Here are the Day One primary early voting totals, which was reasonably heavy and which went according to prediction, with most of the votes on the Republican side. The Chron preview story lays it out.
Early voting for the March 4 primaries begins Tuesday with Harris County Republican Party Chairman Jared Woodfill predicting a turnout he said could rival that of the last presidential primary.
Voters can cast ballots at one of 39 early voting locations throughout the county between Tuesday and Feb. 28. The deadline to request a mail-in ballot is Friday.
Woodfill said interest in this year’s primary is more energized than any non-presidential election he has seen in a decade.
“For the first time in a long time, you have seats where multiple candidates are running,” Woodfill said. “Because Gov. (Rick) Perry isn’t running, the dominoes fell and there’s a lot of seats that are open.”
Attorney General Greg Abbott’s decision to run for governor and Comptroller Susan Combs’ decision to retire left those posts wide open for Republican Texas lawmakers and other state leaders looking to change jobs. In addition to almost all Texas House and Senate seats, a long list of local judicial posts has further lengthened the Republican ballot.
Also drawing voters into what normally would be a low-turnout primary is Woodfill’s attempts to fend off challengers Paul Simpson and Wendy McPherson Berry for the job of running the largest county Republican Party in the nation.
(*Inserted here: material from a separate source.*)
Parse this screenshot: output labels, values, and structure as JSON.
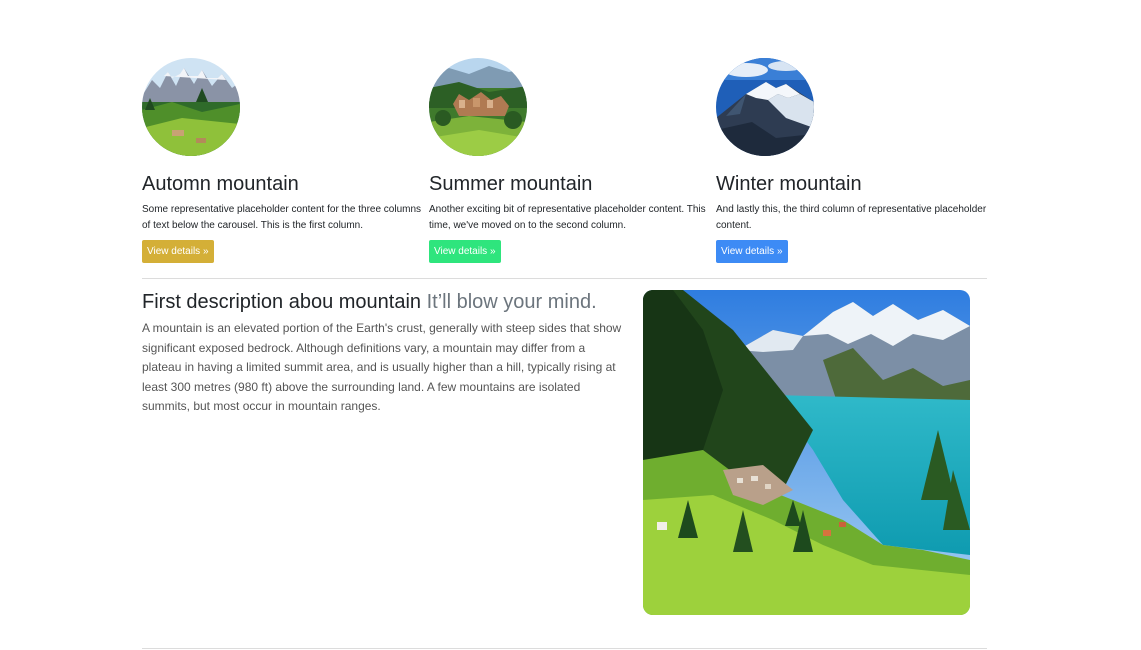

Harris County Clerk Stan Stanart said the number of mail-in ballots requested so far could back up Woodfill’s turnout boast. Stanart said his office, so far, has received nearly 23,000 requests for mail-in ballots from Republicans – a number he said nears that of the last presidential election – compared to about 11,000 requested by Democrats.
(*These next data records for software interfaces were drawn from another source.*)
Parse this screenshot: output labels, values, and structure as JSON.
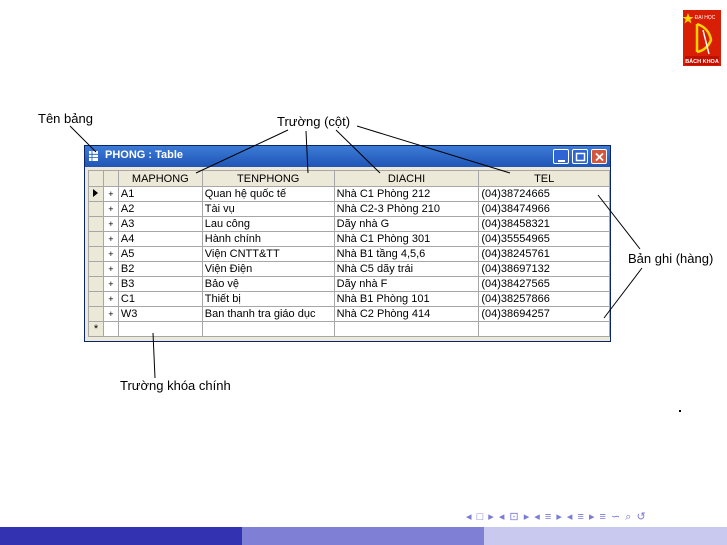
{
  "logo": {
    "text_top": "ĐẠI HỌC",
    "text_bottom": "BÁCH KHOA"
  },
  "annotations": {
    "table_name": "Tên bảng",
    "field": "Trường (cột)",
    "record": "Bản ghi (hàng)",
    "primary_key": "Trường khóa chính"
  },
  "window": {
    "title": "PHONG : Table",
    "columns": [
      "MAPHONG",
      "TENPHONG",
      "DIACHI",
      "TEL"
    ],
    "rows": [
      [
        "A1",
        "Quan hệ quốc tế",
        "Nhà C1 Phòng 212",
        "(04)38724665"
      ],
      [
        "A2",
        "Tài vụ",
        "Nhà C2-3 Phòng 210",
        "(04)38474966"
      ],
      [
        "A3",
        "Lau công",
        "Dãy nhà G",
        "(04)38458321"
      ],
      [
        "A4",
        "Hành chính",
        "Nhà C1 Phòng 301",
        "(04)35554965"
      ],
      [
        "A5",
        "Viện CNTT&TT",
        "Nhà B1 tầng 4,5,6",
        "(04)38245761"
      ],
      [
        "B2",
        "Viện Điện",
        "Nhà C5 dãy trái",
        "(04)38697132"
      ],
      [
        "B3",
        "Bảo vệ",
        "Dãy nhà F",
        "(04)38427565"
      ],
      [
        "C1",
        "Thiết bị",
        "Nhà B1 Phòng 101",
        "(04)38257866"
      ],
      [
        "W3",
        "Ban thanh tra giáo dục",
        "Nhà C2 Phòng 414",
        "(04)38694257"
      ]
    ],
    "expander_symbol": "+",
    "new_row_symbol": "*"
  },
  "footer": {
    "nav_symbols": "◂ □ ▸ ◂ ⊡ ▸ ◂ ≡ ▸ ◂ ≡ ▸ ≡ ∽ ⌕ ↺"
  },
  "colors": {
    "titlebar": "#1f55b7",
    "footer_dark": "#3333b2",
    "footer_mid": "#7f7fd6",
    "footer_light": "#c9c9ef",
    "logo_red": "#d81e05"
  }
}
“We have so many more contestants on our primary ballot,” he said.
Two points to make here: One, there were nearly as many votes cast in the 2010 non-Presidential Republican primary in Harris County than there were in the 2012 Presidential primary – 163,930 votes in 2012, 159,821 in 2010. I’ll be surprised, and if I were Jared Woodfill I’d be a little disappointed, if 2014 totals don’t easily outpace those two years. Two, I’m not sure how much mail ballots tell us about primary turnout. There were 19,164 GOP mail ballots in 2012, and 13,914 mail ballots in 2010, but as noted barely a change in overall turnout between the two. Democrats, by comparison, had 7,193 mail ballots in 2010, with 101,263 total turnout, and 8,775 mail ballots in 2012, with 76,486 total turnout. My guess is there’s just more people requesting mail ballots these days, a reflection of a somewhat older electorate and a desire to avoid having to produce photo ID at the polls. But we’ll see.
For comparison’s sake, here’s the final EV tally from 2010. Republicans are ahead of that pace, mostly due to a larger volume of mail ballots returned, while Democrats are a bit behind theirs. Democrats had a reasonably high profile Governor’s primary in 2010 to drive turnout, whereas this year it’s mostly local races doing the heavy lifting. In the end I expect Republicans to get about twice as many votes – they had a bit more than half again the Dem total in 2010 – possibly a bit more than that. I have no idea if any of their candidates are rooting for a particular level of turnout.